Relations between China and Central Asia are often viewed in the context of security and development, but they also have a political dimension, as reflected in the Xi’an summit and initiatives for regional cooperation.
This week in Prabhasakshi News Network’s special program Shaurya Path, we wanted to know from Brigadier DS Tripathi (R) that while the leaders of the G-7 countries were preparing for the summit in Japan, Chinese President Xi Jinping spoke about the Central Asian The countries met their counterparts from Kazakhstan, Kyrgyzstan, Tajikistan, Turkmenistan and Uzbekistan. After all, how is China increasing its influence in Central Asia as part of its plan to become an alternative to the West?

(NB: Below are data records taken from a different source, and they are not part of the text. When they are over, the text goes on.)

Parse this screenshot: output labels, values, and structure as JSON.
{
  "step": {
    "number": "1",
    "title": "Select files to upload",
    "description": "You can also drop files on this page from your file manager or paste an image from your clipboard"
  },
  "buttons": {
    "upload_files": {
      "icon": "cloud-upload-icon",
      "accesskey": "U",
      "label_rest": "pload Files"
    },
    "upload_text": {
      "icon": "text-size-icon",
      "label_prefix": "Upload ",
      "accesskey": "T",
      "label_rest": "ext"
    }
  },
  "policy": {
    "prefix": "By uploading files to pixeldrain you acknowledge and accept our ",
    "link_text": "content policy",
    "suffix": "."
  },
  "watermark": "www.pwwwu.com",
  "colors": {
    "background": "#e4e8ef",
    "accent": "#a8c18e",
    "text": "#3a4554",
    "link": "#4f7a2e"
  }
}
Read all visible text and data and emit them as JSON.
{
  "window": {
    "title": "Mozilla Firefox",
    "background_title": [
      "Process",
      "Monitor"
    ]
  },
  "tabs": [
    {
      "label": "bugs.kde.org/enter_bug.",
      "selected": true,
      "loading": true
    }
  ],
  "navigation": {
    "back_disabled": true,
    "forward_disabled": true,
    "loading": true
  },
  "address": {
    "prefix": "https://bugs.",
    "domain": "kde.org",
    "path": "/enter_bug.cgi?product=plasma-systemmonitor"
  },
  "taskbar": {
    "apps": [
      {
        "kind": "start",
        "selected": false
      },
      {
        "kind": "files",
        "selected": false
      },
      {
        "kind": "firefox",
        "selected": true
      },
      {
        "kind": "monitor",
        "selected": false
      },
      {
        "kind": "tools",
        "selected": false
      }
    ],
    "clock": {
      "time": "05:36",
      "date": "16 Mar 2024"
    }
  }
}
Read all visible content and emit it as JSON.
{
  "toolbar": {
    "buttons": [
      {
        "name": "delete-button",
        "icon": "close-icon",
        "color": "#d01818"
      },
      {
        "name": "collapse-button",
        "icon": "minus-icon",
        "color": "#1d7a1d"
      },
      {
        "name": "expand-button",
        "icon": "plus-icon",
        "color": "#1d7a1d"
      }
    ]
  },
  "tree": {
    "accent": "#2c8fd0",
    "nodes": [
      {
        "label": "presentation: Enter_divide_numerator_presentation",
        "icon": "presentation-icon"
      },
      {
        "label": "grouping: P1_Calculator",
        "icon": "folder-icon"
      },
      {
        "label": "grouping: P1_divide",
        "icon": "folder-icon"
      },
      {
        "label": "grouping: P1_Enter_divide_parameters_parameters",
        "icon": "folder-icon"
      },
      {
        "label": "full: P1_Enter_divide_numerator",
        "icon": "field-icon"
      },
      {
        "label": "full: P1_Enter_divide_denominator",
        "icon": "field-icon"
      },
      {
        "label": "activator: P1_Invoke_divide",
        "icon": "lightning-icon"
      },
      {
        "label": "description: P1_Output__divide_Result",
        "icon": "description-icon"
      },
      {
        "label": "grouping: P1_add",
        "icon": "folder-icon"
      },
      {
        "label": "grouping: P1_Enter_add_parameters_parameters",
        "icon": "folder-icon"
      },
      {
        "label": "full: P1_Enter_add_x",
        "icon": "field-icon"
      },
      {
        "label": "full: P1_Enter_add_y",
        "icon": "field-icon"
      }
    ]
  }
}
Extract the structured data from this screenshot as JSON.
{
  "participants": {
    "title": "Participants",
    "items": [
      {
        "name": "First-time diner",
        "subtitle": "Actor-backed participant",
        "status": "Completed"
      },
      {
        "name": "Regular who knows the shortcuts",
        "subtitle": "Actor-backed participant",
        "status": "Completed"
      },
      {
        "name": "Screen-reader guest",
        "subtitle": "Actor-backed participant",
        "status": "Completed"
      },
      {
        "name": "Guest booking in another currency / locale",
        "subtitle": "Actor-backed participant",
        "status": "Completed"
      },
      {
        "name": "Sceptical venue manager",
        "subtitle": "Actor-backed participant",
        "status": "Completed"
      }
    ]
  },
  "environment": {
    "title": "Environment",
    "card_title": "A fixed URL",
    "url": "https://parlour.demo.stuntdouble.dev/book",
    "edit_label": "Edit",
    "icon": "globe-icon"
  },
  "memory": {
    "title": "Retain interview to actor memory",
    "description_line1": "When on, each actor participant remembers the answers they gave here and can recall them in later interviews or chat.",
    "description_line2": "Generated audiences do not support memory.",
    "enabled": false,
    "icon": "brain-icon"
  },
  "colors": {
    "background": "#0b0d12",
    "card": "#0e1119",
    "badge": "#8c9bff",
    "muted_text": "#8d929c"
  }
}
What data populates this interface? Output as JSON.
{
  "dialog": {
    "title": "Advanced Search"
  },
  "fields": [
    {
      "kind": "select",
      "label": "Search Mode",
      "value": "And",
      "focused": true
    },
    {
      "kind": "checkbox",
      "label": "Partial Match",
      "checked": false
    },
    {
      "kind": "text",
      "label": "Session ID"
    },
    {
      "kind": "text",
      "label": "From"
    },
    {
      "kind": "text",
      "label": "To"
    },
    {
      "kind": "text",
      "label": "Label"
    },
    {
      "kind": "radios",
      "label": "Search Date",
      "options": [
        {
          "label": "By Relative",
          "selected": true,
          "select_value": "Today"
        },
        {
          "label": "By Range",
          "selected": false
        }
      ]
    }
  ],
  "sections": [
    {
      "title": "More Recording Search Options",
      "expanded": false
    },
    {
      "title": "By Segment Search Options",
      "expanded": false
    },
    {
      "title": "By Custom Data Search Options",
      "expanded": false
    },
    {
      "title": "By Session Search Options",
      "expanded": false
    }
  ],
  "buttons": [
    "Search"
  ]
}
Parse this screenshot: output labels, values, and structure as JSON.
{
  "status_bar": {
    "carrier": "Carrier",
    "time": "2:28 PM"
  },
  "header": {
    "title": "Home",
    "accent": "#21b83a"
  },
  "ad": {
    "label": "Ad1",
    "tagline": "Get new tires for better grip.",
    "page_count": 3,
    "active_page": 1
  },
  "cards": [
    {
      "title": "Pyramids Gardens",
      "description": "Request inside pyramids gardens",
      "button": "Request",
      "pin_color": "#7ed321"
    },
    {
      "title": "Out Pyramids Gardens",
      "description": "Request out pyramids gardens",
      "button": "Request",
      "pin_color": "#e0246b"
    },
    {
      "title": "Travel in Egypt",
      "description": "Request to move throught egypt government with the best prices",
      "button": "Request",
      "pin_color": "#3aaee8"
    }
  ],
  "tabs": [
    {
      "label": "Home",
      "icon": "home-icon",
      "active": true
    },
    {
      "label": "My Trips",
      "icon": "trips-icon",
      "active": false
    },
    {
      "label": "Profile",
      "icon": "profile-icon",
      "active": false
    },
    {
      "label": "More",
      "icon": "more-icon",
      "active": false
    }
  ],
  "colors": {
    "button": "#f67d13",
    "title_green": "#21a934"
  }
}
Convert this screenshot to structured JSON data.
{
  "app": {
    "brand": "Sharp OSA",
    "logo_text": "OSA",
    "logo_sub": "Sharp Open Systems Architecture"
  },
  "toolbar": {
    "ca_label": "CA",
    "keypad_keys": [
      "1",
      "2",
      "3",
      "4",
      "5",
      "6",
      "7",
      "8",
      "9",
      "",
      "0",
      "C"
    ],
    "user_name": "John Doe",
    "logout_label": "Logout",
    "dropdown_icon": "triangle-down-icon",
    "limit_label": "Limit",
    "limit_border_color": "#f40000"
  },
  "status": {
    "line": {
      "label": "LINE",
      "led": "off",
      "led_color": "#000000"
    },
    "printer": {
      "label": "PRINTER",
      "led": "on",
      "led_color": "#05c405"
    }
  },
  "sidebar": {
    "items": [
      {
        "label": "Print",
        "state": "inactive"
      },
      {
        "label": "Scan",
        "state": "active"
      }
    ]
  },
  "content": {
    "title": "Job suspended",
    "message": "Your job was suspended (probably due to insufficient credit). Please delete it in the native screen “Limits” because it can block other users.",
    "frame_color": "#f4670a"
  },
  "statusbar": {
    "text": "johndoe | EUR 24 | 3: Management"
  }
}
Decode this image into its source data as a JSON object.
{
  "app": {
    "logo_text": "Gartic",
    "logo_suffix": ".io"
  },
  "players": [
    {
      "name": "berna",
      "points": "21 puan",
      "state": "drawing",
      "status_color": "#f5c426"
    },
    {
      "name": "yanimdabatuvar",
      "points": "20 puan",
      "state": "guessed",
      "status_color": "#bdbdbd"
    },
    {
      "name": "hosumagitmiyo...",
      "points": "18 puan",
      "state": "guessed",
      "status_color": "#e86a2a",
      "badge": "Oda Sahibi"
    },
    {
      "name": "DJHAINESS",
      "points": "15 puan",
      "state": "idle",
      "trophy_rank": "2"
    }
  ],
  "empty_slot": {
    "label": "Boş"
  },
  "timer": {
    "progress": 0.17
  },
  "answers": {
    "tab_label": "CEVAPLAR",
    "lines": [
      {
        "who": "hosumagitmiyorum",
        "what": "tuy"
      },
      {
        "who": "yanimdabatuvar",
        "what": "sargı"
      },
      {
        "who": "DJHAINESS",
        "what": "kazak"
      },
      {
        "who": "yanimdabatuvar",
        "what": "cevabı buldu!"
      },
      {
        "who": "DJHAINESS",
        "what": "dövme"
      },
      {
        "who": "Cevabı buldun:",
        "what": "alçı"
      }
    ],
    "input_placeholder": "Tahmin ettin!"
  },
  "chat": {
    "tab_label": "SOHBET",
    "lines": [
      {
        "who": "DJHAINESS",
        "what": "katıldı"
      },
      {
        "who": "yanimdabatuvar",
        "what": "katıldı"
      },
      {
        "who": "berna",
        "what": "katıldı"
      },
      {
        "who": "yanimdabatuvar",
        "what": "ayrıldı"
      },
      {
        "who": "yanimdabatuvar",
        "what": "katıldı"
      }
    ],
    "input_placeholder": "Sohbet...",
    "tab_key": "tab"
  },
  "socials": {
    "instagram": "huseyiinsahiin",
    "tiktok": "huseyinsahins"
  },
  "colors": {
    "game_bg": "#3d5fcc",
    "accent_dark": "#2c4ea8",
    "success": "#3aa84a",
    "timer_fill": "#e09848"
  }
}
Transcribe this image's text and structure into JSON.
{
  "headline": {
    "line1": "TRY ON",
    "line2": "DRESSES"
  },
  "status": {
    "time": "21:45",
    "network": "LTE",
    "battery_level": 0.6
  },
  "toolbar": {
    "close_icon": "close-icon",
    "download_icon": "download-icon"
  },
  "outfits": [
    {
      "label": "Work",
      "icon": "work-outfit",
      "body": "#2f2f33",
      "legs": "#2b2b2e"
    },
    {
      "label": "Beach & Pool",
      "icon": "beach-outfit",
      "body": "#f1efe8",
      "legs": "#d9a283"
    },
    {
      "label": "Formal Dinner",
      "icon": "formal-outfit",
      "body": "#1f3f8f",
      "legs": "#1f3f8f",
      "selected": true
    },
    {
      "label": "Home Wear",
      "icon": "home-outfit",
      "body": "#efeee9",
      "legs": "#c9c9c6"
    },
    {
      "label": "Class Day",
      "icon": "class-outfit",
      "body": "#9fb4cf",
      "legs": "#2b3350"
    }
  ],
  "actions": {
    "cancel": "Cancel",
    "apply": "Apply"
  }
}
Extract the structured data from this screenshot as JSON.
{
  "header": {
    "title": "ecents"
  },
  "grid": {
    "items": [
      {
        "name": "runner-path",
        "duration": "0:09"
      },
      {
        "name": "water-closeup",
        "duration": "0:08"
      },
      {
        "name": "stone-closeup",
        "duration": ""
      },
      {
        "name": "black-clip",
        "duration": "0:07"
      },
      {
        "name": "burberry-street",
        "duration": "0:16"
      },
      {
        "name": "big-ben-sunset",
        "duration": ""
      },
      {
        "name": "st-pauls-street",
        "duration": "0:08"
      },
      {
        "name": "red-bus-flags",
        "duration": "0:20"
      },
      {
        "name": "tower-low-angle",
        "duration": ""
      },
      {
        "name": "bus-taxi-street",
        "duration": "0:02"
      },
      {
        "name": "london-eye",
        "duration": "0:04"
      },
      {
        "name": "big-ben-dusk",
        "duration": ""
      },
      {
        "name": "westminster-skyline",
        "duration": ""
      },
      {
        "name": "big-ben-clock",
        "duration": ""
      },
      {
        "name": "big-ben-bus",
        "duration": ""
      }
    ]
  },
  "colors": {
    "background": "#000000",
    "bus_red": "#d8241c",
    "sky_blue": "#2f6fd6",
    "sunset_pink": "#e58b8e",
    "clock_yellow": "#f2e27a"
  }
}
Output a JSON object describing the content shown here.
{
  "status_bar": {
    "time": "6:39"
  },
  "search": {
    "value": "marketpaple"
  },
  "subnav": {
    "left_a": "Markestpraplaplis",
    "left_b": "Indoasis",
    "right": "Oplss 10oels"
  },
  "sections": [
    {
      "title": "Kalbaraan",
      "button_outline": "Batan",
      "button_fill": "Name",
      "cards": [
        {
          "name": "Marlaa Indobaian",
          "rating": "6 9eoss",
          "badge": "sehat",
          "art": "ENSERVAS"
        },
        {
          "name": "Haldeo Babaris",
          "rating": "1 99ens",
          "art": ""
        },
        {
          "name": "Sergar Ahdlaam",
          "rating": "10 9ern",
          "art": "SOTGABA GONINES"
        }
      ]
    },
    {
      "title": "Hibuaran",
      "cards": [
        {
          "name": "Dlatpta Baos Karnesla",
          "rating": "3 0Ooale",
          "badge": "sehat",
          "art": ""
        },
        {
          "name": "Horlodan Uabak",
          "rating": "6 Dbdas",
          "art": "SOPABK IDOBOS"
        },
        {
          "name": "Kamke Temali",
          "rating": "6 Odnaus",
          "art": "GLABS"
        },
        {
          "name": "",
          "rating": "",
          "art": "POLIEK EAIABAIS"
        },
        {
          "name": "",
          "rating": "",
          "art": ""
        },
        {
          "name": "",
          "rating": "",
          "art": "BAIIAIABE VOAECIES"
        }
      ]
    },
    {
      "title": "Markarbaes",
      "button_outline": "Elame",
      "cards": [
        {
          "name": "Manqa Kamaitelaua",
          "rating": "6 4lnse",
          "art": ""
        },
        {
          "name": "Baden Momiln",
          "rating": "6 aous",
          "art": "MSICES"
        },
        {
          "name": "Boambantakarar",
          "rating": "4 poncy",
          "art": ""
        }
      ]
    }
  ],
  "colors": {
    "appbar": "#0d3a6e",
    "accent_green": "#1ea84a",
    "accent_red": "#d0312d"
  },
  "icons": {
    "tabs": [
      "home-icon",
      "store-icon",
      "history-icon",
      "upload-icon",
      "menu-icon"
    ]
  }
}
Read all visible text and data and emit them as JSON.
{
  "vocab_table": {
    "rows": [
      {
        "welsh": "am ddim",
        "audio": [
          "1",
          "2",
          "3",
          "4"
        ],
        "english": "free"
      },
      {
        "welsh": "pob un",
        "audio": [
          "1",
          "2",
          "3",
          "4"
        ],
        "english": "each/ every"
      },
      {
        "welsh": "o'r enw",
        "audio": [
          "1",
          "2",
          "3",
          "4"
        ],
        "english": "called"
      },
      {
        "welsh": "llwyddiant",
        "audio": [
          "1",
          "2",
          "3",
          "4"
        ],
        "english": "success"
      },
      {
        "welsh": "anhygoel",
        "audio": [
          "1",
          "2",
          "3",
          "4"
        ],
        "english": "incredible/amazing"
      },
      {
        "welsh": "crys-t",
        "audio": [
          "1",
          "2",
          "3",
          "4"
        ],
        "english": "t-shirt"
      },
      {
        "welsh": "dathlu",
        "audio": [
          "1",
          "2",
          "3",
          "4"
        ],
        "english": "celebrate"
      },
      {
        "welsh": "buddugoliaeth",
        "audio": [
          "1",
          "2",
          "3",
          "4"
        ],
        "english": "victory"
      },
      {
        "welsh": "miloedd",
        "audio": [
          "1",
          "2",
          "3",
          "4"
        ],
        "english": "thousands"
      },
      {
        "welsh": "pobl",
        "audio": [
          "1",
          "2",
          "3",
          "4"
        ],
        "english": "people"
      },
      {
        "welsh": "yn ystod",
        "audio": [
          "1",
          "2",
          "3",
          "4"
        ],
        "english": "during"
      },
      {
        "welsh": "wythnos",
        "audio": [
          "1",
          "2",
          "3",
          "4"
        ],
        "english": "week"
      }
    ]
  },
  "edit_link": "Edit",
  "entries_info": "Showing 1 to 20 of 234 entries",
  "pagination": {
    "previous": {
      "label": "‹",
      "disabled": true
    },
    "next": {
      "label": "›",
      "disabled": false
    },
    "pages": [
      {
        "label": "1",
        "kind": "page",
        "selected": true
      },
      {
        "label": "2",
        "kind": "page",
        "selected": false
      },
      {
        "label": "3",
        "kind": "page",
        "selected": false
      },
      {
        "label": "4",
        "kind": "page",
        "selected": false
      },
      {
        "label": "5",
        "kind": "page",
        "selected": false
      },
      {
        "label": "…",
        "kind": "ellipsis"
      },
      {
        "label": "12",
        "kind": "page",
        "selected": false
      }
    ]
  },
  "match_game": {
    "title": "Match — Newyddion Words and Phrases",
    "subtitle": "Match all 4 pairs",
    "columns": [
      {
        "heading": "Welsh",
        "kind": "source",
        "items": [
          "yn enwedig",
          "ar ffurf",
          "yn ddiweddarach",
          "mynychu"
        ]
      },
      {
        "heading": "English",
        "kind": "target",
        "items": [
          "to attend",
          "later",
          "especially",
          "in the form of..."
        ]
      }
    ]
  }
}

Apart from this, how do you see the way China rejected the joint statement of G-7 and Quad?
In response, he said that in fact, Central Asia is important to China’s efforts to become an alternative to the US-led liberal order, in which China’s undisputed dominance is. Xi Jinping outlines the vision of a “China-Central Asia community with a shared future” based on the four principles of mutual assistance, common development, global security and lasting friendship during a meeting with counterparts from Central Asian countries . Although relations between China and Central Asia are often viewed in the context of security and development, they also have a political dimension, as reflected in the Xi’an summit and initiatives for regional cooperation. These initiatives propose building links between Chinese ministries and government agencies and their counterparts in Central Asia, increasing academic and cultural exchanges, and creating mechanisms such as the Central Asia-China Business Council. This is likely to further strengthen China’s role in the region. In return, China will work to insulate most of Central Asia’s authoritarian leaders from economic and political pressure from Western countries trying to move them toward democracy, and protect their sovereignty and territorial integrity from any Russian adventurism. Will do
Brigadier Shri DS Tripathi (R) said that during the summit 54 agreements were signed, 19 new cooperation mechanisms and platforms were created and nine multilateral documents including the Xi’an Declaration were prepared. Historically, Russia has been Central Asia’s main partner, but it can no longer compete with Chinese investment and construction contracts in Central Asia, which since 2005 have been around $70 billion. The tilt towards China is reflected in the declining importance of Russia’s regional integration project – the ‘Eurasian Economic Union’, compared to China’s global ‘Belt and Road’ initiative. The ‘Belt and Road’ program of infrastructure investment was launched by Xi in Kazakhstan in 2013 and since then the region has drawn closer to China not only economically, but also politically. With the Russian “Northern Corridor” now largely closed as a result of Ukraine war-related sanctions, the so-called “Middle Corridor” has become increasingly important not only to China but also to the G7 countries. The central corridor starts in Turkey and passes through Georgia and Central Asia.
Brig Shri DS Tripathi (R) said that another option with equal geo-political importance is transport through Afghanistan to the Arabian Sea via the Pakistani port of Gwadar. In the long term, a route through Afghanistan is in the interest of both China and Central Asia. It will contribute to (but also depend on) stability and security in Afghanistan. The enthusiasm with which the presidents of the five Central Asian countries have welcomed these initiatives shows their willingness to move closer to China. However, it remains to be seen how sustainable or popular this approach will be given the anti-China sentiment in the region.